Josephus quoted Isaac as expressing himself to his father, saying to him “that he was not worthy to be born at first, if he were to reject the determination of God and of his father and were not to resign himself readily to both their pleasures. It would have been unjust if he had not obeyed, even if his father alone had so resolved.” “So he went immediately to the altar to be sacrificed.” (Antiquities, I, xiii, 4) The Jerusalem Targum also includes words of Isaac, but these have no parallel in the writings of Josephus. “My father, bind my hands rightly, lest in the hour of my affliction I tremble and confuse you, and your offering be found profane, and I be cast into the pit of destruction in the world to come.” Moreover, this Targum indicates that, as Isaac looked up, he saw angels, but his father did not. The angels are referred to as saying, “Come, behold two righteous ones alone in the midst of the world: the one slays, the other is slain. He who slays defers not, and he who is to be slain stretches out his neck.”
Besides proving to be a test of Abraham’s faith and obedience, the command regarding Isaac and the ultimate outcome of the related developments may have served as a precedent that human sacrifice was not what God wants. In view of the fact that Abraham was not permitted to sacrifice Isaac, his descendants should never offer their children as sacrifices to YHWH.

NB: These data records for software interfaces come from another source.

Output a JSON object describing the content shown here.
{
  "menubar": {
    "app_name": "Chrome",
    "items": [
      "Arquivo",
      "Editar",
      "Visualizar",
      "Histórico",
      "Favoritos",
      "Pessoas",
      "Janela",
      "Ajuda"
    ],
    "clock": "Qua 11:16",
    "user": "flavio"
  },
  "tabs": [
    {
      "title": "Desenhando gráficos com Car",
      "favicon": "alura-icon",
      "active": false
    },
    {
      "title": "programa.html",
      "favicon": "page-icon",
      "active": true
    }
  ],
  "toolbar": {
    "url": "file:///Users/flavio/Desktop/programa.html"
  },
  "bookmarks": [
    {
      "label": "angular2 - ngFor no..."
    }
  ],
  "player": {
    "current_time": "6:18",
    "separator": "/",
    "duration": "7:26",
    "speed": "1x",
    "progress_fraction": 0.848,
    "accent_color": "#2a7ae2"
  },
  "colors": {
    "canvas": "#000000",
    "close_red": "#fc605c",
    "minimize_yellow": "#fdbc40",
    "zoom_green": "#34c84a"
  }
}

There is also a possibility that what Abraham and Isaac portrayed served to point to the future time when God would demonstrate his great love for the human family by giving his Son as the means to have their sins forgiven and to be reconciled to him and when his Son, Jesus Christ, would willingly lay down his life as a sacrifice for humankind.